During the past months, the partners of the CI-YOU project have been working on the implementation of the project’s first Intellectual Output, which is related to a state-of-the-art analysis for the conceptualization of the Circular Economy Business Model.
In the first part of the research, partners defined Greek’s current state, which was beneficial for comprehending Greece’s current educational system. In particular, Greek students must attend an 11-year academic cycle comprised of kindergarten, primary school, and lower secondary school. Those willing to continue their education can choose a 3-year upper secondary school or 3-year vocational school cycle.
Regarding the legal framework, Greece’s Circular Economic National Strategy in 2018 focused on the legal, economic, and governance part and its implementation policy. The latter is divided into sustainability, circular entrepreneurship, and citizens’ circular living.
Greece has started making the initial steps in including Circular Economy in the educational curricula. In particular, the nine educational offers of secondary education primarily familiarize students with climate change and business models. The eight programs in Vocational Centers focus on entrepreneurship and sustainability topics, and the thirteen offers at higher education institutes concentrate on business administration, innovation, and sustainability.
Even if Greece hasn’t implemented many Circular Economic Business educational programs, good practices are worth mentioning. Circular Economic e-learning programs, internship offers in organizations implementing circular economy, and a master’s degree in applying entrepreneurial circular economy skills should be considered an essential advantage.
During the research, young people living in Greece have conveyed insightful views. At first, they consider they have a moderate knowledge of the Circular Economy topic. Young people firmly support the essence of using alternative sustainable materials, extending the product life, recycling waste into secondary raw materials, and designing green products. Furthermore, they regard sustainability and customer relationship as the most preferred topics for circular economy training. Youth also prefers presentations with expert inputs and short video tutorials, guides, tools and templates, peer learning, and mentoring sessions concerning the most appropriate learning method.
Professionals having expertise in green entrepreneurship have shared valuable insights. To be more specific, the experts contemplate the essence of developing leadership skills for young entrepreneurs. Blended learning, sharing circular economy businesses, mentoring, and learning by doing are considered the most critical parts of the training process. The majority have agreed that most Greek citizens and local authorities have started raising awareness on the circular economy.
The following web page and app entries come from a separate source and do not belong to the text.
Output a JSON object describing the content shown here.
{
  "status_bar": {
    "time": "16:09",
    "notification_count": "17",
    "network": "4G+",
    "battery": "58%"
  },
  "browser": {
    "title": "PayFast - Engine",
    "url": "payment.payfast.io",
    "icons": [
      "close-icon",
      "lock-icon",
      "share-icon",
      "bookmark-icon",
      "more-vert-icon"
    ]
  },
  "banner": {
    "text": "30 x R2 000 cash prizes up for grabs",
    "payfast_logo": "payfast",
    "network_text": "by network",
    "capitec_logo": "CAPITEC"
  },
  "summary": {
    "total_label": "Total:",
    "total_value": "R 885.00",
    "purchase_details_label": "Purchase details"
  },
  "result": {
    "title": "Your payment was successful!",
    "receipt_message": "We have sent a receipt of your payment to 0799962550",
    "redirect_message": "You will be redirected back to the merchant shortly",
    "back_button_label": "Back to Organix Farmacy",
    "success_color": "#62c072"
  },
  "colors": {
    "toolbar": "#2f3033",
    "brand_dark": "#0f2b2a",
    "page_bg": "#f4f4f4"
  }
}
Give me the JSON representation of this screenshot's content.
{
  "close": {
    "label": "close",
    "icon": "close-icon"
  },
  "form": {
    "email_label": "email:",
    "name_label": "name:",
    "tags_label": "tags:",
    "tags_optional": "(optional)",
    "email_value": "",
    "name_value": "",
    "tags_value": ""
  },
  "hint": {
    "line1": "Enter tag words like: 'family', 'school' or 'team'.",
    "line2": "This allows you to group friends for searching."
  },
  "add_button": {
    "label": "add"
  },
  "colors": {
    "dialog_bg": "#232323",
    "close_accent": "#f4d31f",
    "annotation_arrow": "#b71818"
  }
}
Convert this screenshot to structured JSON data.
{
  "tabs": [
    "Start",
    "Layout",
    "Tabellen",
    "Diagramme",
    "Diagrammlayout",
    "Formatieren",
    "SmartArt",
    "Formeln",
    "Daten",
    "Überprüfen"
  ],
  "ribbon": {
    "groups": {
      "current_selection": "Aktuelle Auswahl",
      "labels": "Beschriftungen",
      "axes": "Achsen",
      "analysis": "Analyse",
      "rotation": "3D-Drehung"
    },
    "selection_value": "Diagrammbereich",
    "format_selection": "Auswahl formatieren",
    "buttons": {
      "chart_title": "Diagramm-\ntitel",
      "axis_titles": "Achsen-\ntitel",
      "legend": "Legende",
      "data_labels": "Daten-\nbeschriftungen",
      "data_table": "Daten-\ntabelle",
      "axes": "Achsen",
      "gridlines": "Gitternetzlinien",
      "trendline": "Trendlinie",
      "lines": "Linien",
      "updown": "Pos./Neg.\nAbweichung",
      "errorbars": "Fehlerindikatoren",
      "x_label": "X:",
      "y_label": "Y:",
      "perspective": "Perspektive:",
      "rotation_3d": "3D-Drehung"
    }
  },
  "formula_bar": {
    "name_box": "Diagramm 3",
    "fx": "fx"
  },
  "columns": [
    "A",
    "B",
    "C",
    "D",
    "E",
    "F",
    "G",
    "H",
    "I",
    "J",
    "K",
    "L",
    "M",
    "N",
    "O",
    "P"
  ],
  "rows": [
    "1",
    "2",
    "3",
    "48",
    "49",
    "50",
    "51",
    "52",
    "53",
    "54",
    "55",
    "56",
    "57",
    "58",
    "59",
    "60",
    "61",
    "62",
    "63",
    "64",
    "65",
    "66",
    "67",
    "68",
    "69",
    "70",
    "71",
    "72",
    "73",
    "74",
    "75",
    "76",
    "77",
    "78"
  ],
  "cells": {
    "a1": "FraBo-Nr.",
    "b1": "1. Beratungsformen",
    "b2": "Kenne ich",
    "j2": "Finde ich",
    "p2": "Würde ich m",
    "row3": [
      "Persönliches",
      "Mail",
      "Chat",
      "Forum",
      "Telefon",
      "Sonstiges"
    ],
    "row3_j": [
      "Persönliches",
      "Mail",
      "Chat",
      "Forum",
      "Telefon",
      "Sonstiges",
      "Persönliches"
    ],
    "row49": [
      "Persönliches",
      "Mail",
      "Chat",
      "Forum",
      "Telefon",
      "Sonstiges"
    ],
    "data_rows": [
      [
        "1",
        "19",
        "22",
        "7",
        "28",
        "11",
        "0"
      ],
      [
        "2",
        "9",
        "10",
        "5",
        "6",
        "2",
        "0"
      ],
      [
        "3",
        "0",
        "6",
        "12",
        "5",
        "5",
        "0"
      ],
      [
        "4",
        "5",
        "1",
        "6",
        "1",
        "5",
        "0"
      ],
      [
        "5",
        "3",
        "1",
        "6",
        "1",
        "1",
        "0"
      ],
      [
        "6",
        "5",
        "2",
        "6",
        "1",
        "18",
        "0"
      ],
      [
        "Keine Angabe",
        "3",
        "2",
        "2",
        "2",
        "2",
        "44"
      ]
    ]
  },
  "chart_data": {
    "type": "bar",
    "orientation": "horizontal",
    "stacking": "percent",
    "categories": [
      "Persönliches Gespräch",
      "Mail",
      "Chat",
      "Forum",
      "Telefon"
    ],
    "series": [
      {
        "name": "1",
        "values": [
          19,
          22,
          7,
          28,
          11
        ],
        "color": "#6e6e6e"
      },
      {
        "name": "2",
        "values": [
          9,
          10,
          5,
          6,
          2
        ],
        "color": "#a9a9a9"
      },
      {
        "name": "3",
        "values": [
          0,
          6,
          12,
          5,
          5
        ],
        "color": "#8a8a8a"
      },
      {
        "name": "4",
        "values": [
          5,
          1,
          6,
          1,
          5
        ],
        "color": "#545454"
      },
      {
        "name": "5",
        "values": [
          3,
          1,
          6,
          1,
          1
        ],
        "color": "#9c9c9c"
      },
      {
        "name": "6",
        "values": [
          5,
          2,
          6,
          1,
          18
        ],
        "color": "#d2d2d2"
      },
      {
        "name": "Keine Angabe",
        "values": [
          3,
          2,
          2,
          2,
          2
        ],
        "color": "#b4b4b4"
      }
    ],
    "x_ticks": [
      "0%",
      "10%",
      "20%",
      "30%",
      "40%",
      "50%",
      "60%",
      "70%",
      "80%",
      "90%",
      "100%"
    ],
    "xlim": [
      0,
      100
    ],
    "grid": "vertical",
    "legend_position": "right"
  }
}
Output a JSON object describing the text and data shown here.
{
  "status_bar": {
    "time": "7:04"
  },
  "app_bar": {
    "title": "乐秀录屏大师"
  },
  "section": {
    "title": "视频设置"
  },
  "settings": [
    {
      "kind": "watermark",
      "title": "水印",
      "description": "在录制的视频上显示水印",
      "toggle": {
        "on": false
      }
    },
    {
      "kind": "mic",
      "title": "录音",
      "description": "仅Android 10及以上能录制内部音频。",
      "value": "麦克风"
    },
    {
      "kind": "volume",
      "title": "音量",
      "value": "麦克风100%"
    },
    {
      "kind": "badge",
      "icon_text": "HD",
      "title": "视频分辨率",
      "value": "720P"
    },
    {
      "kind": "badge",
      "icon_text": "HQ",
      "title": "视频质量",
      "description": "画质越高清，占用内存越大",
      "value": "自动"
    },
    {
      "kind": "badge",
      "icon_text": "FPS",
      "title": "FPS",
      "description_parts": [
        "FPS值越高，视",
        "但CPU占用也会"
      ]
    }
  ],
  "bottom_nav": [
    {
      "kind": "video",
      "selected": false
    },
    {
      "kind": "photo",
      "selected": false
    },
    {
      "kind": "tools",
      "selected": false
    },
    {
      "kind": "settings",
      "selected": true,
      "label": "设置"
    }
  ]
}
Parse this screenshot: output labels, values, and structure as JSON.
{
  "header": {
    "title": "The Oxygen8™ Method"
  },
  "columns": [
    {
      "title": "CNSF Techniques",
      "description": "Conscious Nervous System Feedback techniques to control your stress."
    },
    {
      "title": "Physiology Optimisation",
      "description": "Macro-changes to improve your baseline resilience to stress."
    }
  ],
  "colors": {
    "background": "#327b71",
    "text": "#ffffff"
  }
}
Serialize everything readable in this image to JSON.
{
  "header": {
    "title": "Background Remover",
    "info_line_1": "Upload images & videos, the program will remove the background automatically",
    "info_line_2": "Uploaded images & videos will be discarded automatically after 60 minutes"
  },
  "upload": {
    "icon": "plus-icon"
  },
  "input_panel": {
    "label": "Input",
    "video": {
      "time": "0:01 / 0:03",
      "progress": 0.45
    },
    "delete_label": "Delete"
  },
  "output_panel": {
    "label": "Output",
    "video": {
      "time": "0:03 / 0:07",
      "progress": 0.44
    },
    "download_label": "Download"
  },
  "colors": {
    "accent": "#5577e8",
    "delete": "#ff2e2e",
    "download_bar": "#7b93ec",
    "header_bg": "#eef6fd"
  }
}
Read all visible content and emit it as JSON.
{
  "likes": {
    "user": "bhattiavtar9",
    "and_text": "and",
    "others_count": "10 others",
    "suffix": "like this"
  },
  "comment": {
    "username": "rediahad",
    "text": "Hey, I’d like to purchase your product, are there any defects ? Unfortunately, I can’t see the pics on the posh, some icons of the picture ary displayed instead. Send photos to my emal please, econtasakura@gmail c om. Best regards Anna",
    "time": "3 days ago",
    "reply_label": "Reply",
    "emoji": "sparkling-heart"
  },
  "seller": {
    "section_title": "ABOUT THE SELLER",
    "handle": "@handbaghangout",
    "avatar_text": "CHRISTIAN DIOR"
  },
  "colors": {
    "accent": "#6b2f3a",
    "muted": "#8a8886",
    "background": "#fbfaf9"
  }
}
In a nutshell, Greece has set the basis to create and develop circular economy businesses led by skillful young entrepreneurs. More and more young people and experts are willing to collaborate actively and contribute to the global goal of ensuring the environment’s protection.
Christina Triantafyllou, AKMI
Evangelia Karathanasi, iED